RECORD EXTRACTS:
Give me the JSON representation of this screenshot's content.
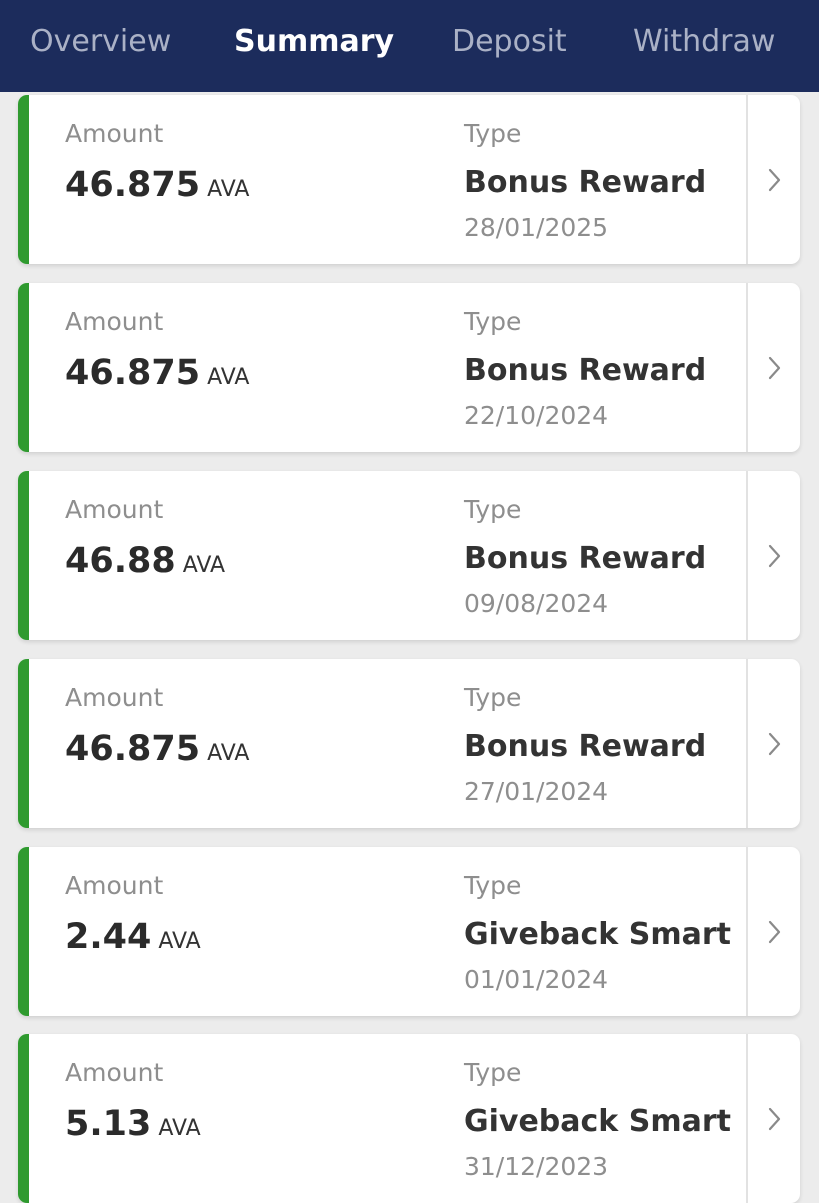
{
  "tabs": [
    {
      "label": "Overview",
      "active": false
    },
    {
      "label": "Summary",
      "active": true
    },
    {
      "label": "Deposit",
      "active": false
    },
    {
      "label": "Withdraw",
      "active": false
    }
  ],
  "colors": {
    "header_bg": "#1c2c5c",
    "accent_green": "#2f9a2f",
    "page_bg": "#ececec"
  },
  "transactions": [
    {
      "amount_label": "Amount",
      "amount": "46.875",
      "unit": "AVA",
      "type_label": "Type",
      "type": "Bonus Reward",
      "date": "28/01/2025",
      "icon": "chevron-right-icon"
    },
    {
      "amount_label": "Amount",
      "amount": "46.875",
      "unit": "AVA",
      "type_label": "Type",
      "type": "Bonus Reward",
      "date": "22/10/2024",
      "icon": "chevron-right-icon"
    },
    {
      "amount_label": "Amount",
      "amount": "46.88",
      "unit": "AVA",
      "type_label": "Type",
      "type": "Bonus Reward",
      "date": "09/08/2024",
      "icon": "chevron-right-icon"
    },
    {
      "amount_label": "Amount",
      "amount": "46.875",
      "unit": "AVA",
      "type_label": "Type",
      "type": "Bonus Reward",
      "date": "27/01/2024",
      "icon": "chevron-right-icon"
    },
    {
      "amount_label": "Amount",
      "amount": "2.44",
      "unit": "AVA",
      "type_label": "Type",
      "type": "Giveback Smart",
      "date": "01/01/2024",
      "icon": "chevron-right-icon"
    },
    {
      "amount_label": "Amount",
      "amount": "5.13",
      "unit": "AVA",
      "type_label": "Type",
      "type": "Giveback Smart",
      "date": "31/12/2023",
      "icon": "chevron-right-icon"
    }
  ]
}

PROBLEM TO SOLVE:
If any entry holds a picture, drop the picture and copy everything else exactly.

THE COMPLETED TASK:
Give me the JSON representation of this screenshot's content.
{
  "tabs": [
    {
      "label": "Overview",
      "active": false
    },
    {
      "label": "Summary",
      "active": true
    },
    {
      "label": "Deposit",
      "active": false
    },
    {
      "label": "Withdraw",
      "active": false
    }
  ],
  "colors": {
    "header_bg": "#1c2c5c",
    "accent_green": "#2f9a2f",
    "page_bg": "#ececec"
  },
  "transactions": [
    {
      "amount_label": "Amount",
      "amount": "46.875",
      "unit": "AVA",
      "type_label": "Type",
      "type": "Bonus Reward",
      "date": "28/01/2025",
      "icon": "chevron-right-icon"
    },
    {
      "amount_label": "Amount",
      "amount": "46.875",
      "unit": "AVA",
      "type_label": "Type",
      "type": "Bonus Reward",
      "date": "22/10/2024",
      "icon": "chevron-right-icon"
    },
    {
      "amount_label": "Amount",
      "amount": "46.88",
      "unit": "AVA",
      "type_label": "Type",
      "type": "Bonus Reward",
      "date": "09/08/2024",
      "icon": "chevron-right-icon"
    },
    {
      "amount_label": "Amount",
      "amount": "46.875",
      "unit": "AVA",
      "type_label": "Type",
      "type": "Bonus Reward",
      "date": "27/01/2024",
      "icon": "chevron-right-icon"
    },
    {
      "amount_label": "Amount",
      "amount": "2.44",
      "unit": "AVA",
      "type_label": "Type",
      "type": "Giveback Smart",
      "date": "01/01/2024",
      "icon": "chevron-right-icon"
    },
    {
      "amount_label": "Amount",
      "amount": "5.13",
      "unit": "AVA",
      "type_label": "Type",
      "type": "Giveback Smart",
      "date": "31/12/2023",
      "icon": "chevron-right-icon"
    }
  ]
}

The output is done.